If you’re in the foodie circles, you know certain trends just take off like wildlife –like the perfectly flame-broiled piece of meat. Most recently, beyond take-out and to-go alcohol, the hottest dish to draw diners into a feeding frenzy has been birria. Booming across America and especially in areas with heavy amounts of Tex-Mex influence (hello, Southeast Texas), is birria.

Birria Taco at Patty's

What is Birria?

In gastronomic terms, the word birria simply means “exquisite savory dish, full of culture and tradition.” Hailing from a small, Poblano community in Tijuana, birria isn’t common across Mexico, but rather a regional specialty from a few particular street vendors and traditional taco shops. It started as shredded goat meat simmering in an adobo grill for hours and served in a taco shell as a celebratory breakfast or brunch. According to Eater, Don Guadalupe Zárate, the founder, was told to add more liquid to the caldron so the birria wouldn’t burn, which morphed it into a rich meaty stew. Soon after, he adapted the recipe to beef, which was leaner, cheaper, and a more generally accepted protein, which gave it new life as a late-night, after drinking snack similar to a Tijuana-style brisket, encompassing more palates.

Birria Tacos

It was brought to America by two brothers who tasted the delicacy on a quick trip across the border and opened the first birria truck in LA. With the help of Instagram, you can imagine what happened next. New chefs and restauranteurs have put their own twist on the dish, which has since exploded in popularity and variety. You can now find all variations of tacos de birria, quesabirrias (quesadillas), and even crazier concoctions like birria pho and birria egg rolls. The general concept remains the same: stewed beef served in some vessel (taco, queso, torta) that’s then dipped in a fatty beef broth.

What Birria Tastes Like

Stringy mozzarella stick-eque cheese, aus jus like a French dip with a garnish of lime, cilantro, and chopped onion like pho, it’s the fusion to end all fusion foods. The taco and the quesadilla versions are crunchy, cheesy, and messy, while the torta is soft, soggy, and soaked in consume, like a gloriously dipped beef sandwich or a Mexican cheesesteak. Dunked or lightly dipped, the sauce is boss.

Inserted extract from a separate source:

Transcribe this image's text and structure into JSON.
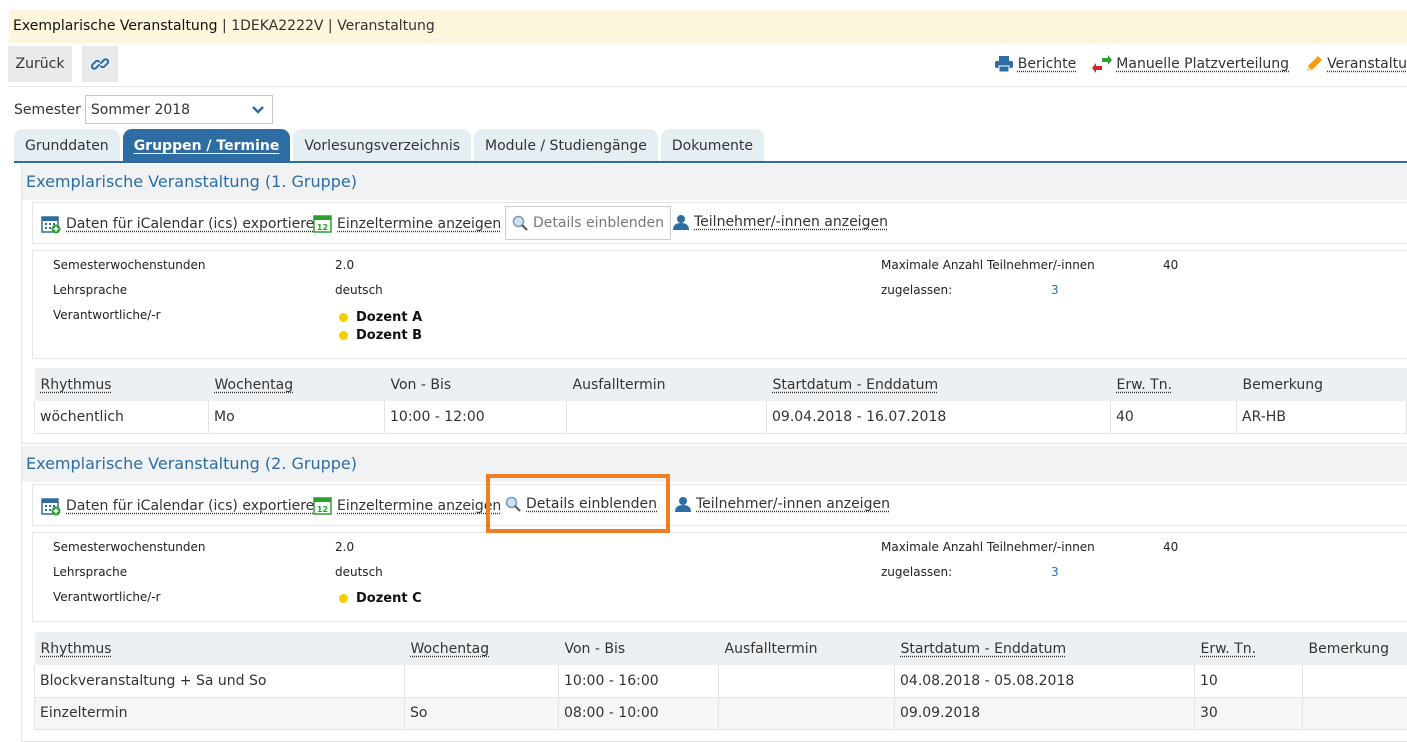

birria Patty's

Where to Eat Birria in Beaumont

  • Patty’s Mexican - tortas, quesadillas and tacos

  • El Habanero - tacos

  • La Comadre Taqueria - tacos

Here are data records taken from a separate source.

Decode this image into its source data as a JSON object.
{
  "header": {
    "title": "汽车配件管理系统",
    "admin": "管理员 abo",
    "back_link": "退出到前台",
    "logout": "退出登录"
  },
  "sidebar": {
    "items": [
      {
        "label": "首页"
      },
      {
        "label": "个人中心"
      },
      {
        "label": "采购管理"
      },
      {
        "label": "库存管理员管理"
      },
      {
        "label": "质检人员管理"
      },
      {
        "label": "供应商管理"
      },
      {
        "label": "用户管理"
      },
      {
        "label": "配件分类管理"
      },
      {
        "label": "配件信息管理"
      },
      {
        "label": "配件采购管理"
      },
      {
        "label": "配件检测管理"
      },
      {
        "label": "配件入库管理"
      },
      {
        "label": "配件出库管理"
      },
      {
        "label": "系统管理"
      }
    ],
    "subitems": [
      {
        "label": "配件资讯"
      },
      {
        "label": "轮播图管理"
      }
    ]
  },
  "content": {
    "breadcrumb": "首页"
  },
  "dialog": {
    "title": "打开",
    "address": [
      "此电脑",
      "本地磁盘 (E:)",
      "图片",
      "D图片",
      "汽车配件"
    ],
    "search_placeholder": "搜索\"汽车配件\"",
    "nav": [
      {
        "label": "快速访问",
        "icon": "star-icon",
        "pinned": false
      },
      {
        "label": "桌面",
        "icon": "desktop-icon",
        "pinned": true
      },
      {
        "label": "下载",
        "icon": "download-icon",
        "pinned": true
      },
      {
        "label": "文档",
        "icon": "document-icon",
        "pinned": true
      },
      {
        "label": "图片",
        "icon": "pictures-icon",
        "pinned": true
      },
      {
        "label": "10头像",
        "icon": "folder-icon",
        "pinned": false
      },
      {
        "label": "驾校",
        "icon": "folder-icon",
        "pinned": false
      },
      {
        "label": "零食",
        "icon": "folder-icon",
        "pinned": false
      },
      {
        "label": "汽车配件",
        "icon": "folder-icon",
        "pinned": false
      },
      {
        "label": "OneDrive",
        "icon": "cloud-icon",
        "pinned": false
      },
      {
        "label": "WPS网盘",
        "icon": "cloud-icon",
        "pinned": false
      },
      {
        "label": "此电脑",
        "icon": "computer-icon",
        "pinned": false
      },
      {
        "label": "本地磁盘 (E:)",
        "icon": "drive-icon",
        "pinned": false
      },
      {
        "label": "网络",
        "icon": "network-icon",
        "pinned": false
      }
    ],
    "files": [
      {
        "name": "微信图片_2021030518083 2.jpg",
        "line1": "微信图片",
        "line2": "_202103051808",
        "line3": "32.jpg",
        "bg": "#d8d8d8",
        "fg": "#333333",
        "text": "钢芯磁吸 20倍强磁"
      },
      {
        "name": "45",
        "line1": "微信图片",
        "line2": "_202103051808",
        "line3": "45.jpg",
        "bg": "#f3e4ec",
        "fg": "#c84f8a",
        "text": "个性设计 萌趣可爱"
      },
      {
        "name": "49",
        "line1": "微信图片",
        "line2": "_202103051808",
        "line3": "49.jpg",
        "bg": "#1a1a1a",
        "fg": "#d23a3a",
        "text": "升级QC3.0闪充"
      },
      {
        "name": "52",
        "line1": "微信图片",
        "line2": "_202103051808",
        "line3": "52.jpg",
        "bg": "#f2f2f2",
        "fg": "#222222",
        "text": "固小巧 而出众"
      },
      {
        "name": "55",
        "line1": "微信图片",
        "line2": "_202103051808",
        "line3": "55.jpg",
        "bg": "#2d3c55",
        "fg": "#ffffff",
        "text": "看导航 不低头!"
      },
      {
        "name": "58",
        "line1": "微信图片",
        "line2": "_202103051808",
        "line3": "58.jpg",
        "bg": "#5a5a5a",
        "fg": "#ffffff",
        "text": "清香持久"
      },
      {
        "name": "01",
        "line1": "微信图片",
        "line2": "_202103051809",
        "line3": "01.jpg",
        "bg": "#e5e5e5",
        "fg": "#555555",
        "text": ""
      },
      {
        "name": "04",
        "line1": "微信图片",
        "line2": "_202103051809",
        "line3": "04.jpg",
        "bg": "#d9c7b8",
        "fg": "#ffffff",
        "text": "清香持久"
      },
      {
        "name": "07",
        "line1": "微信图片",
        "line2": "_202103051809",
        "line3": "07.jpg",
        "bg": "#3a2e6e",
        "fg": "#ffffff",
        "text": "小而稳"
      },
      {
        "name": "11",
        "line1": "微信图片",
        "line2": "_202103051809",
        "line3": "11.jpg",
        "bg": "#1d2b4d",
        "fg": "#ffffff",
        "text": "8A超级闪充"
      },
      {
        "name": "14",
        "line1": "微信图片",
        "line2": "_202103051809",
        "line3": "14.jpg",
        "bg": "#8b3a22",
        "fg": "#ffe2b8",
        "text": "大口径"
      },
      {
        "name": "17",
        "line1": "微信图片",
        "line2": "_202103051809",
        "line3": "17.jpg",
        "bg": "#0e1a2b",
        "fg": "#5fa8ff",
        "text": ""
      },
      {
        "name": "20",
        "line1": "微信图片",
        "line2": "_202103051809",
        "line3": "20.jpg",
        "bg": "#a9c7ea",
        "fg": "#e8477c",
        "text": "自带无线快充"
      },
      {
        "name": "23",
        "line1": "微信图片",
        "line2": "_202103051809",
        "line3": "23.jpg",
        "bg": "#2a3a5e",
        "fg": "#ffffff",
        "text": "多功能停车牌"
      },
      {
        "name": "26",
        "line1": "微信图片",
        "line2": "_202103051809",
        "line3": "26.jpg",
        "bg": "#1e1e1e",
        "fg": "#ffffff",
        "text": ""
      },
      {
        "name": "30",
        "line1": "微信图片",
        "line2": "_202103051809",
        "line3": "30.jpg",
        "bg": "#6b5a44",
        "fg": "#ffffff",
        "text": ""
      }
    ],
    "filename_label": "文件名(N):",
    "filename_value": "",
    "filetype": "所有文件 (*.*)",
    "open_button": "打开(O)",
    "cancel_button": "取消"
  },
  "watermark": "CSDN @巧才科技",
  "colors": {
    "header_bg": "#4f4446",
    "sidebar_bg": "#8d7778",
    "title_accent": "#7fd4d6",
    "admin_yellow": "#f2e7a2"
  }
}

  • Juan’s (Lumberton) – tacos and pizza (available as a special on certain days)

  • Tacos La Bamba - tacos as a special certain days (call in advance, usually on Tuesdays)

  • Silvia’s Tacos (Groves) - tacos

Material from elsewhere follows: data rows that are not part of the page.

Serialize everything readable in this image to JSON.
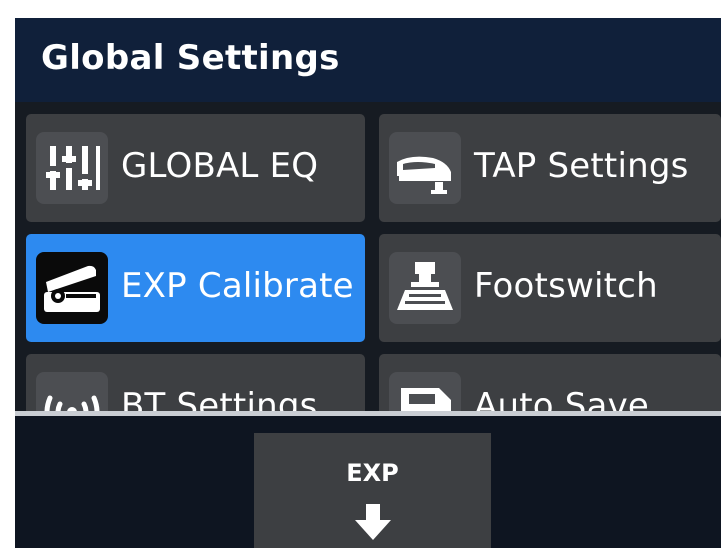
{
  "header": {
    "title": "Global Settings"
  },
  "tiles": [
    {
      "label": "GLOBAL EQ",
      "icon": "eq-sliders-icon",
      "selected": false
    },
    {
      "label": "TAP Settings",
      "icon": "tap-pedal-icon",
      "selected": false
    },
    {
      "label": "EXP Calibrate",
      "icon": "expression-pedal-icon",
      "selected": true
    },
    {
      "label": "Footswitch",
      "icon": "footswitch-icon",
      "selected": false
    },
    {
      "label": "BT Settings",
      "icon": "bluetooth-signal-icon",
      "selected": false
    },
    {
      "label": "Auto Save",
      "icon": "save-icon",
      "selected": false
    }
  ],
  "footer": {
    "exp_button_label": "EXP",
    "exp_button_icon": "arrow-down-icon"
  },
  "colors": {
    "header_bg": "#10203a",
    "tile_bg": "#3d3f42",
    "selected_tile_bg": "#2d8af0",
    "divider": "#c9cdd3"
  }
}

  • Tacos La Shula (Orange) - tacos, burritos, pizza

  • Little Mexico Cafe (Silsbee) - tacos

  • Kimmy's Cafe (Port Arthur) - tacos

  • For the Love of Foods - has a healthier, guilt-free taco (on Taco Tuesdays)

According to Victor Rubio of Patty’s Mexican, it’s quite a laborious process to prepare, so definitely give them a try and appreciate the hours of love that goes into making birria.

Patty’s Mexican has three versions, but the quesadilla is the most popular. It looks like a deep-fried taco, but it’s actually two quesadillas that are prepared on the griddle. The meat is stewed in a giant cauldron, then put in a homemade corn tortilla, then grilled before adding cheese and a second tortilla. It’s recommended to mix the chopped onion, lime, and cilantro into the consommé. He explained that corn tortillas are a southern Mexican thing, while northerners prefer a flour base and gravitate toward the fluffy torta (my personal favorite). The bread is made especially for them from La Vaquita Bakery on College. It’s called a Telera roll and is the only place to get them outside of Houston in the Golden Triangle.